If you read these documents carefully, you’ll quickly notice that in almost every case those possessions which were consecrated to the Church were the very same possessions which were subsequently given back as a stewardship to the same consecrating individual. Grant Underwood, professor of history at BYU and an editor of the Joseph Smith Papers, agrees with this analysis:
Surviving deeds of stewardship, for instance, uniformly illustrate that consecrating individuals were made “steward[s] over [their] own property” (D&C 42:32), rather than over other consecrated property. Though obviously this could not have been universal, because some poor Saints would have required additional property to meet their needs, it does demonstrate that the core of what was “loaned” to a steward as personal property was the very same property he had consecrated initially. ((ibid., 119.))
So what was the purpose of giving everything that you owned to the Church just to receive it all back? Harper notes that this was “more than a technicality” ((ibid., 218.)):

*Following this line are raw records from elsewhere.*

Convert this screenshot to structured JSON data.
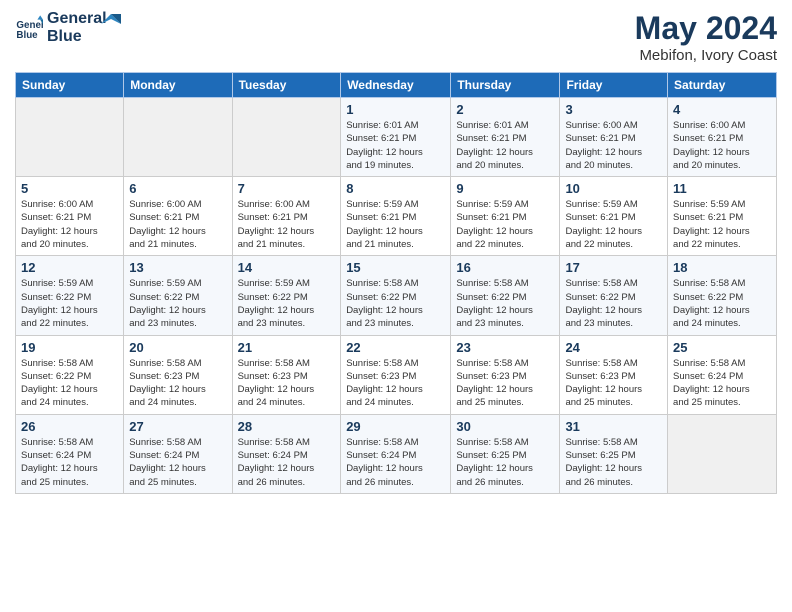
{
  "logo": {
    "line1": "General",
    "line2": "Blue"
  },
  "title": "May 2024",
  "subtitle": "Mebifon, Ivory Coast",
  "weekdays": [
    "Sunday",
    "Monday",
    "Tuesday",
    "Wednesday",
    "Thursday",
    "Friday",
    "Saturday"
  ],
  "weeks": [
    [
      {
        "day": "",
        "info": ""
      },
      {
        "day": "",
        "info": ""
      },
      {
        "day": "",
        "info": ""
      },
      {
        "day": "1",
        "info": "Sunrise: 6:01 AM\nSunset: 6:21 PM\nDaylight: 12 hours\nand 19 minutes."
      },
      {
        "day": "2",
        "info": "Sunrise: 6:01 AM\nSunset: 6:21 PM\nDaylight: 12 hours\nand 20 minutes."
      },
      {
        "day": "3",
        "info": "Sunrise: 6:00 AM\nSunset: 6:21 PM\nDaylight: 12 hours\nand 20 minutes."
      },
      {
        "day": "4",
        "info": "Sunrise: 6:00 AM\nSunset: 6:21 PM\nDaylight: 12 hours\nand 20 minutes."
      }
    ],
    [
      {
        "day": "5",
        "info": "Sunrise: 6:00 AM\nSunset: 6:21 PM\nDaylight: 12 hours\nand 20 minutes."
      },
      {
        "day": "6",
        "info": "Sunrise: 6:00 AM\nSunset: 6:21 PM\nDaylight: 12 hours\nand 21 minutes."
      },
      {
        "day": "7",
        "info": "Sunrise: 6:00 AM\nSunset: 6:21 PM\nDaylight: 12 hours\nand 21 minutes."
      },
      {
        "day": "8",
        "info": "Sunrise: 5:59 AM\nSunset: 6:21 PM\nDaylight: 12 hours\nand 21 minutes."
      },
      {
        "day": "9",
        "info": "Sunrise: 5:59 AM\nSunset: 6:21 PM\nDaylight: 12 hours\nand 22 minutes."
      },
      {
        "day": "10",
        "info": "Sunrise: 5:59 AM\nSunset: 6:21 PM\nDaylight: 12 hours\nand 22 minutes."
      },
      {
        "day": "11",
        "info": "Sunrise: 5:59 AM\nSunset: 6:21 PM\nDaylight: 12 hours\nand 22 minutes."
      }
    ],
    [
      {
        "day": "12",
        "info": "Sunrise: 5:59 AM\nSunset: 6:22 PM\nDaylight: 12 hours\nand 22 minutes."
      },
      {
        "day": "13",
        "info": "Sunrise: 5:59 AM\nSunset: 6:22 PM\nDaylight: 12 hours\nand 23 minutes."
      },
      {
        "day": "14",
        "info": "Sunrise: 5:59 AM\nSunset: 6:22 PM\nDaylight: 12 hours\nand 23 minutes."
      },
      {
        "day": "15",
        "info": "Sunrise: 5:58 AM\nSunset: 6:22 PM\nDaylight: 12 hours\nand 23 minutes."
      },
      {
        "day": "16",
        "info": "Sunrise: 5:58 AM\nSunset: 6:22 PM\nDaylight: 12 hours\nand 23 minutes."
      },
      {
        "day": "17",
        "info": "Sunrise: 5:58 AM\nSunset: 6:22 PM\nDaylight: 12 hours\nand 23 minutes."
      },
      {
        "day": "18",
        "info": "Sunrise: 5:58 AM\nSunset: 6:22 PM\nDaylight: 12 hours\nand 24 minutes."
      }
    ],
    [
      {
        "day": "19",
        "info": "Sunrise: 5:58 AM\nSunset: 6:22 PM\nDaylight: 12 hours\nand 24 minutes."
      },
      {
        "day": "20",
        "info": "Sunrise: 5:58 AM\nSunset: 6:23 PM\nDaylight: 12 hours\nand 24 minutes."
      },
      {
        "day": "21",
        "info": "Sunrise: 5:58 AM\nSunset: 6:23 PM\nDaylight: 12 hours\nand 24 minutes."
      },
      {
        "day": "22",
        "info": "Sunrise: 5:58 AM\nSunset: 6:23 PM\nDaylight: 12 hours\nand 24 minutes."
      },
      {
        "day": "23",
        "info": "Sunrise: 5:58 AM\nSunset: 6:23 PM\nDaylight: 12 hours\nand 25 minutes."
      },
      {
        "day": "24",
        "info": "Sunrise: 5:58 AM\nSunset: 6:23 PM\nDaylight: 12 hours\nand 25 minutes."
      },
      {
        "day": "25",
        "info": "Sunrise: 5:58 AM\nSunset: 6:24 PM\nDaylight: 12 hours\nand 25 minutes."
      }
    ],
    [
      {
        "day": "26",
        "info": "Sunrise: 5:58 AM\nSunset: 6:24 PM\nDaylight: 12 hours\nand 25 minutes."
      },
      {
        "day": "27",
        "info": "Sunrise: 5:58 AM\nSunset: 6:24 PM\nDaylight: 12 hours\nand 25 minutes."
      },
      {
        "day": "28",
        "info": "Sunrise: 5:58 AM\nSunset: 6:24 PM\nDaylight: 12 hours\nand 26 minutes."
      },
      {
        "day": "29",
        "info": "Sunrise: 5:58 AM\nSunset: 6:24 PM\nDaylight: 12 hours\nand 26 minutes."
      },
      {
        "day": "30",
        "info": "Sunrise: 5:58 AM\nSunset: 6:25 PM\nDaylight: 12 hours\nand 26 minutes."
      },
      {
        "day": "31",
        "info": "Sunrise: 5:58 AM\nSunset: 6:25 PM\nDaylight: 12 hours\nand 26 minutes."
      },
      {
        "day": "",
        "info": ""
      }
    ]
  ]
}
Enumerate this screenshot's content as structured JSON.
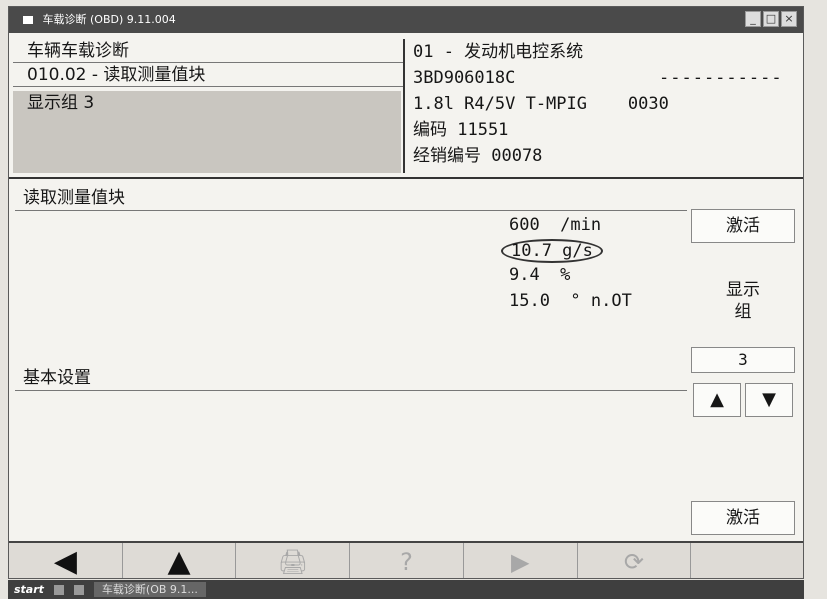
{
  "window": {
    "title": "车载诊断 (OBD) 9.11.004"
  },
  "header": {
    "function_title": "车辆车载诊断",
    "function_path": "010.02 - 读取测量值块",
    "display_group": "显示组 3",
    "system": "01 - 发动机电控系统",
    "part_number": "3BD906018C",
    "dashes": "-----------",
    "engine": "1.8l R4/5V T-MPIG    0030",
    "code": "编码 11551",
    "dealer": "经销编号 00078"
  },
  "section": {
    "title": "读取测量值块"
  },
  "measurements": [
    {
      "text": "600  /min"
    },
    {
      "text": "10.7 g/s"
    },
    {
      "text": "9.4  %"
    },
    {
      "text": "15.0  ° n.OT"
    }
  ],
  "basic_settings": {
    "title": "基本设置"
  },
  "side": {
    "activate_top": "激活",
    "display_group_line1": "显示",
    "display_group_line2": "组",
    "group_number": "3",
    "up_arrow": "▲",
    "down_arrow": "▼",
    "activate_bottom": "激活"
  },
  "toolbar": {
    "back": "◀",
    "up": "▲",
    "print": "🖨",
    "help": "?",
    "forward": "▶",
    "refresh": "⟳"
  },
  "taskbar": {
    "start": "start",
    "task": "车载诊断(OB 9.1..."
  },
  "icons": {
    "back": "back-icon",
    "up": "up-icon",
    "print": "print-icon",
    "help": "help-icon",
    "forward": "forward-icon",
    "refresh": "refresh-icon"
  }
}
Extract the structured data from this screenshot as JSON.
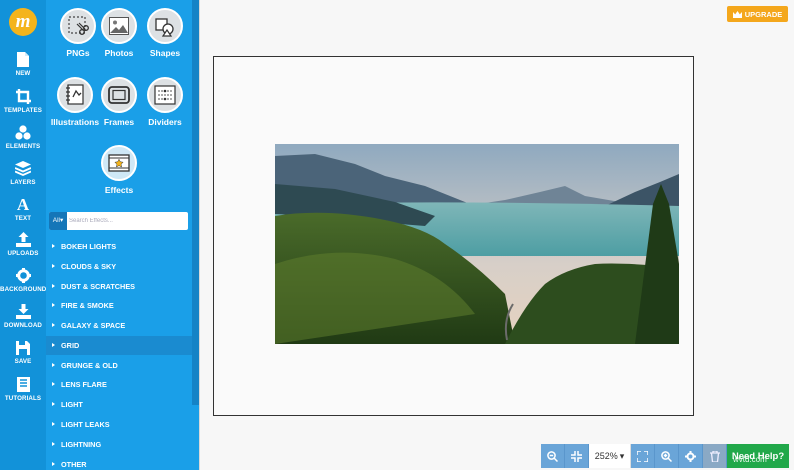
{
  "rail": {
    "logo": "m",
    "items": [
      {
        "id": "new",
        "label": "NEW",
        "icon": "file-icon"
      },
      {
        "id": "templates",
        "label": "TEMPLATES",
        "icon": "crop-frame-icon"
      },
      {
        "id": "elements",
        "label": "ELEMENTS",
        "icon": "cubes-icon"
      },
      {
        "id": "layers",
        "label": "LAYERS",
        "icon": "layers-icon"
      },
      {
        "id": "text",
        "label": "TEXT",
        "icon": "text-a-icon"
      },
      {
        "id": "uploads",
        "label": "UPLOADS",
        "icon": "upload-icon"
      },
      {
        "id": "background",
        "label": "BACKGROUND",
        "icon": "gear-icon"
      },
      {
        "id": "download",
        "label": "DOWNLOAD",
        "icon": "download-icon"
      },
      {
        "id": "save",
        "label": "SAVE",
        "icon": "floppy-icon"
      },
      {
        "id": "tutorials",
        "label": "TUTORIALS",
        "icon": "book-icon"
      }
    ]
  },
  "panel": {
    "tiles": [
      "PNGs",
      "Photos",
      "Shapes",
      "Illustrations",
      "Frames",
      "Dividers",
      "Effects"
    ],
    "filter": {
      "scope": "All",
      "placeholder": "Search Effects..."
    },
    "categories": [
      "BOKEH LIGHTS",
      "CLOUDS & SKY",
      "DUST & SCRATCHES",
      "FIRE & SMOKE",
      "GALAXY & SPACE",
      "GRID",
      "GRUNGE & OLD",
      "LENS FLARE",
      "LIGHT",
      "LIGHT LEAKS",
      "LIGHTNING",
      "OTHER"
    ],
    "active_category": "GRID"
  },
  "header": {
    "upgrade_label": "UPGRADE"
  },
  "toolbar": {
    "zoom": "252%",
    "help_label": "Need Help?"
  },
  "watermark": "wvtd.com",
  "colors": {
    "rail": "#1292d9",
    "panel": "#1a9fe8",
    "upgrade": "#f4a71c",
    "help": "#21a84a"
  }
}
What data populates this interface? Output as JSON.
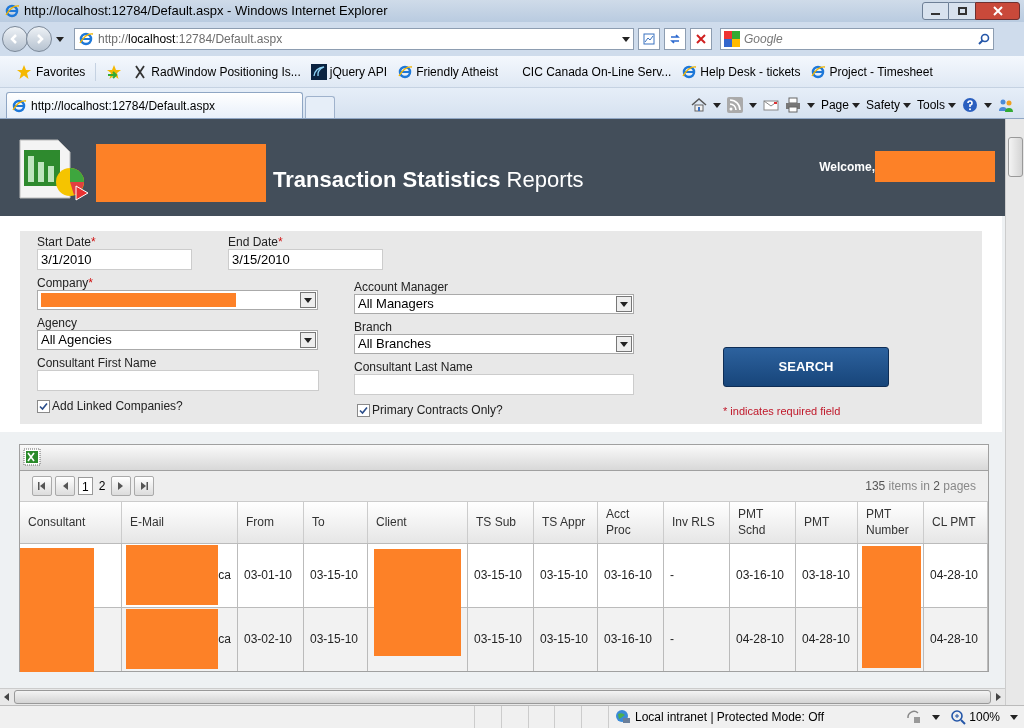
{
  "window": {
    "title": "http://localhost:12784/Default.aspx - Windows Internet Explorer"
  },
  "address_bar": {
    "host_prefix": "http://",
    "host": "localhost",
    "rest": ":12784/Default.aspx",
    "search_placeholder": "Google"
  },
  "favorites_bar": {
    "favorites_label": "Favorites",
    "links": [
      {
        "label": "RadWindow Positioning Is...",
        "kind": "cross"
      },
      {
        "label": "jQuery API",
        "kind": "swirl"
      },
      {
        "label": "Friendly Atheist",
        "kind": "ie"
      },
      {
        "label": "CIC Canada  On-Line Serv...",
        "kind": "plain"
      },
      {
        "label": "Help Desk - tickets",
        "kind": "ie"
      },
      {
        "label": "Project - Timesheet",
        "kind": "ie"
      }
    ]
  },
  "tab": {
    "label": "http://localhost:12784/Default.aspx"
  },
  "command_bar": [
    {
      "label": "Page"
    },
    {
      "label": "Safety"
    },
    {
      "label": "Tools"
    }
  ],
  "header": {
    "title_bold": "Transaction Statistics",
    "title_light": "Reports",
    "welcome": "Welcome,"
  },
  "form": {
    "fields": [
      {
        "label": "Start Date",
        "required": true,
        "kind": "text",
        "value": "3/1/2010"
      },
      {
        "label": "End Date",
        "required": true,
        "kind": "text",
        "value": "3/15/2010"
      },
      {
        "label": "Company",
        "required": true,
        "kind": "select",
        "redacted": true
      },
      {
        "label": "Account Manager",
        "required": false,
        "kind": "select",
        "value": "All Managers"
      },
      {
        "label": "Agency",
        "required": false,
        "kind": "select",
        "value": "All Agencies"
      },
      {
        "label": "Branch",
        "required": false,
        "kind": "select",
        "value": "All Branches"
      },
      {
        "label": "Consultant First Name",
        "required": false,
        "kind": "text"
      },
      {
        "label": "Consultant Last Name",
        "required": false,
        "kind": "text"
      }
    ],
    "required_mark": "*",
    "checkboxes": [
      {
        "label": "Add Linked Companies?",
        "checked": true
      },
      {
        "label": "Primary Contracts Only?",
        "checked": true
      }
    ],
    "search_button": "SEARCH",
    "required_note": "* indicates required field"
  },
  "grid": {
    "pages": [
      {
        "label": "1",
        "selected": true
      },
      {
        "label": "2",
        "selected": false
      }
    ],
    "items_count": "135",
    "items_text": "items in",
    "pages_count": "2",
    "pages_text": "pages",
    "columns": [
      "Consultant",
      "E-Mail",
      "From",
      "To",
      "Client",
      "TS Sub",
      "TS Appr",
      "Acct Proc",
      "Inv RLS",
      "PMT Schd",
      "PMT",
      "PMT Number",
      "CL PMT"
    ],
    "rows": [
      {
        "cells": [
          "",
          "ca",
          "03-01-10",
          "03-15-10",
          "",
          "03-15-10",
          "03-15-10",
          "03-16-10",
          "-",
          "03-16-10",
          "03-18-10",
          "",
          "04-28-10"
        ]
      },
      {
        "cells": [
          "",
          "ca",
          "03-02-10",
          "03-15-10",
          "",
          "03-15-10",
          "03-15-10",
          "03-16-10",
          "-",
          "04-28-10",
          "04-28-10",
          "",
          "04-28-10"
        ]
      }
    ]
  },
  "status_bar": {
    "zone": "Local intranet | Protected Mode: Off",
    "zoom": "100%"
  }
}
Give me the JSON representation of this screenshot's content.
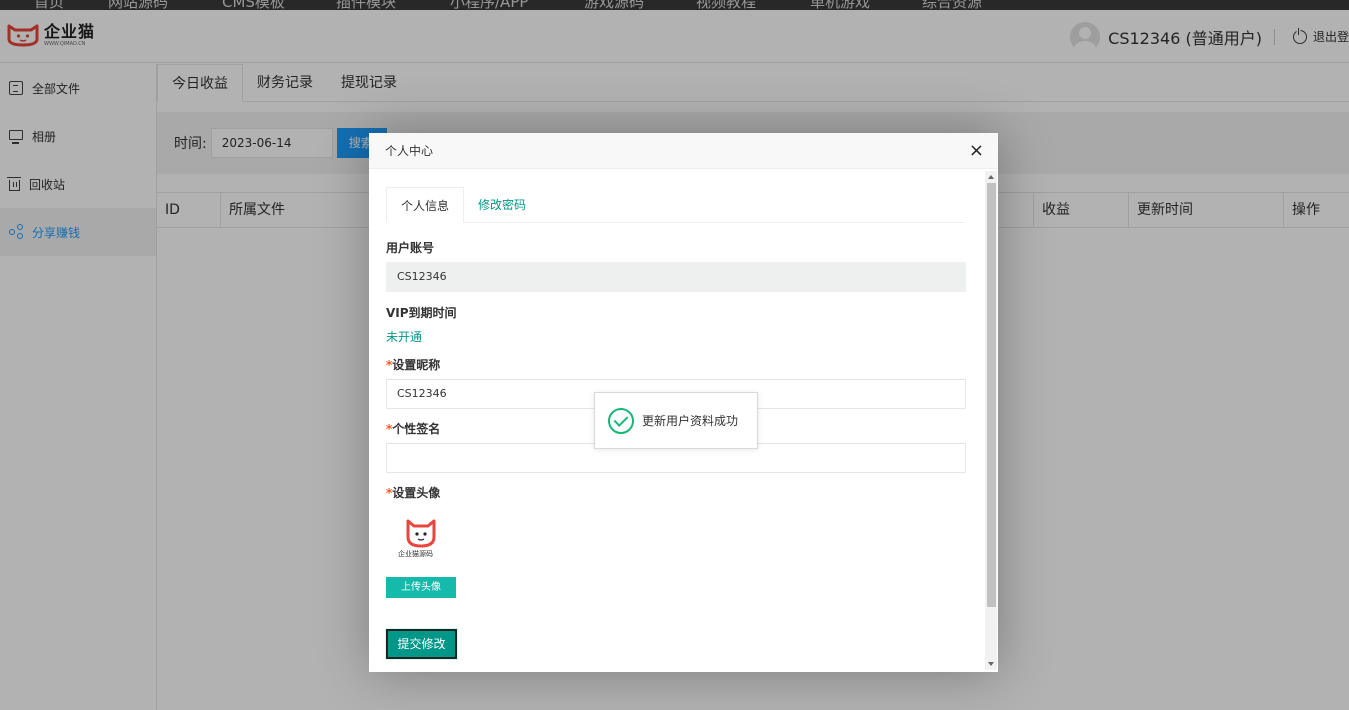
{
  "top_nav": [
    "首页",
    "网站源码",
    "CMS模板",
    "插件模块",
    "小程序/APP",
    "游戏源码",
    "视频教程",
    "单机游戏",
    "综合资源"
  ],
  "header": {
    "logo_text": "企业猫",
    "logo_subtext": "WWW.QIMAO.CN",
    "user_name": "CS12346 (普通用户)",
    "logout_label": "退出登"
  },
  "sidebar": {
    "items": [
      {
        "label": "全部文件",
        "icon": "file-icon"
      },
      {
        "label": "相册",
        "icon": "monitor-icon"
      },
      {
        "label": "回收站",
        "icon": "trash-icon"
      },
      {
        "label": "分享赚钱",
        "icon": "share-icon",
        "active": true
      }
    ]
  },
  "main": {
    "tabs": [
      "今日收益",
      "财务记录",
      "提现记录"
    ],
    "filter": {
      "label": "时间:",
      "date_value": "2023-06-14",
      "search_label": "搜索"
    },
    "table_headers": [
      "ID",
      "所属文件",
      "收益",
      "更新时间",
      "操作"
    ]
  },
  "modal": {
    "title": "个人中心",
    "close_glyph": "×",
    "tabs": [
      "个人信息",
      "修改密码"
    ],
    "account_label": "用户账号",
    "account_value": "CS12346",
    "vip_label": "VIP到期时间",
    "vip_value": "未开通",
    "required_mark": "*",
    "nickname_label": "设置昵称",
    "nickname_value": "CS12346",
    "signature_label": "个性签名",
    "signature_value": "",
    "avatar_label": "设置头像",
    "avatar_caption": "企业猫源码",
    "upload_label": "上传头像",
    "submit_label": "提交修改"
  },
  "toast": {
    "message": "更新用户资料成功",
    "icon": "check-circle-icon"
  },
  "colors": {
    "primary": "#1e9fff",
    "teal": "#009688",
    "upload": "#16baaa",
    "success": "#16b777",
    "required": "#ff5722",
    "logo_red": "#e8453c"
  }
}
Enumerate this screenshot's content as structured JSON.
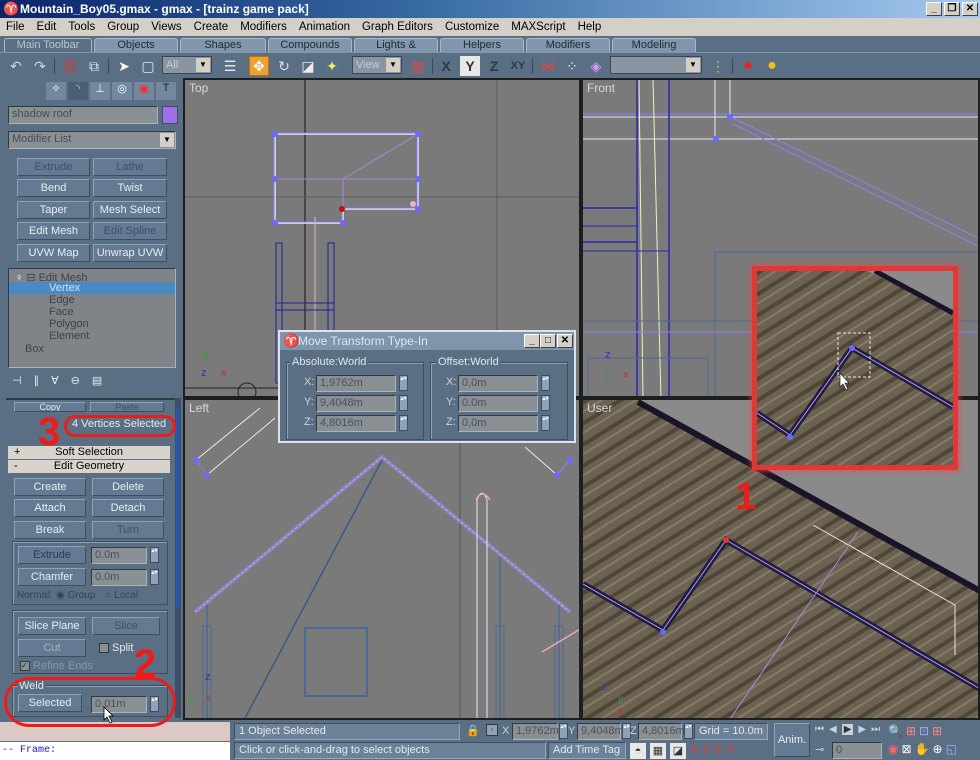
{
  "window": {
    "title": "Mountain_Boy05.gmax - gmax - [trainz game pack]",
    "controls": [
      "_",
      "❐",
      "✕"
    ]
  },
  "menu": [
    "File",
    "Edit",
    "Tools",
    "Group",
    "Views",
    "Create",
    "Modifiers",
    "Animation",
    "Graph Editors",
    "Customize",
    "MAXScript",
    "Help"
  ],
  "tabs": [
    "Main Toolbar",
    "Objects",
    "Shapes",
    "Compounds",
    "Lights & Cameras",
    "Helpers",
    "Modifiers",
    "Modeling"
  ],
  "toolbar": {
    "selection_filter": "All",
    "ref_coord": "View",
    "named_selection": "",
    "axis_labels": {
      "x": "X",
      "y": "Y",
      "z": "Z",
      "xy": "XY"
    }
  },
  "command_panel": {
    "object_name": "shadow roof",
    "object_color": "#a070e8",
    "modifier_list_label": "Modifier List",
    "modifier_buttons": [
      {
        "label": "Extrude",
        "enabled": false
      },
      {
        "label": "Lathe",
        "enabled": false
      },
      {
        "label": "Bend",
        "enabled": true
      },
      {
        "label": "Twist",
        "enabled": true
      },
      {
        "label": "Taper",
        "enabled": true
      },
      {
        "label": "Mesh Select",
        "enabled": true
      },
      {
        "label": "Edit Mesh",
        "enabled": true
      },
      {
        "label": "Edit Spline",
        "enabled": false
      },
      {
        "label": "UVW Map",
        "enabled": true
      },
      {
        "label": "Unwrap UVW",
        "enabled": true
      }
    ],
    "stack": {
      "root": "Edit Mesh",
      "subobjects": [
        "Vertex",
        "Edge",
        "Face",
        "Polygon",
        "Element"
      ],
      "selected": "Vertex",
      "base": "Box"
    },
    "copy_label": "Copy",
    "paste_label": "Paste",
    "selection_status": "4 Vertices Selected",
    "rollouts": {
      "soft_selection": "Soft Selection",
      "edit_geometry": "Edit Geometry"
    },
    "edit_geometry": {
      "create": "Create",
      "delete": "Delete",
      "attach": "Attach",
      "detach": "Detach",
      "break": "Break",
      "turn": "Turn",
      "extrude": "Extrude",
      "extrude_value": "0.0m",
      "chamfer": "Chamfer",
      "chamfer_value": "0.0m",
      "normal_label": "Normal:",
      "group_label": "Group",
      "local_label": "Local",
      "slice_plane": "Slice Plane",
      "slice": "Slice",
      "cut": "Cut",
      "split": "Split",
      "refine_ends": "Refine Ends",
      "weld_group": "Weld",
      "weld_selected": "Selected",
      "weld_threshold": "0.01m"
    }
  },
  "viewports": {
    "top": "Top",
    "front": "Front",
    "left": "Left",
    "user": "User"
  },
  "dialog": {
    "title": "Move Transform Type-In",
    "absolute_label": "Absolute:World",
    "offset_label": "Offset:World",
    "absolute": {
      "x": "1,9762m",
      "y": "9,4048m",
      "z": "4,8016m"
    },
    "offset": {
      "x": "0,0m",
      "y": "0.0m",
      "z": "0,0m"
    }
  },
  "annotations": {
    "one": "1",
    "two": "2",
    "three": "3"
  },
  "status": {
    "listener_text": "-- Frame:",
    "selection": "1 Object Selected",
    "prompt": "Click or click-and-drag to select objects",
    "x": "1,9762m",
    "y": "9,4048m",
    "z": "4,8016m",
    "grid": "Grid = 10.0m",
    "add_time_tag": "Add Time Tag",
    "anim_button": "Anim.",
    "frame_value": "0"
  }
}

By consecrating his possessions to the Lord, Jackman had placed himself in the capacity of a steward rather than an owner. ((ibid., 218))
We will discuss more thoroughly in another post the difference between stewardship and ownership, but it should be noted that through the law of consecration the Lord makes stewards of us, accountable to the Lord for everything that we possess, everything that we are, and everything that we do.
Once this initial consecration was made, “with a covenant and a deed which cannot be broken” (D&C 42:30-36), what was left was an ongoing consecration of excesses:
If thou obtainest more than that which would be for thy support, thou shalt give it into my storehouse.” (D&C 42:55)
In other words, nowhere has the Lord provided justification for entitlement to more things than that which would be “sufficient for [our]self and family,” “according to [our] circumstances and [our] wants and needs” (D&C 42:32; D&C 51:3). Hugh Nibley once noted that the scriptures only give one reason for seeking riches, as Nephi’s brother Jacob taught, which was to consecrate them to the poor and needy:
And after ye have obtained a hope in Christ ye shall obtain riches, if ye seek them; and ye will seek them for the intent to do good—to clothe the naked, and to feed the hungry, and to liberate the captive, and administer relief to the sick and the afflicted. (Jacob 2:19) ((See also Nibley, “What is Zion? A Distant View,” Approaching Zion, 53.))
And so we begin to get a better picture of the law of consecration, the United Order, and our covenant relationship with our Heavenly Father. The next post will look at some basic principles which form the foundation upon which the law of consecration rests.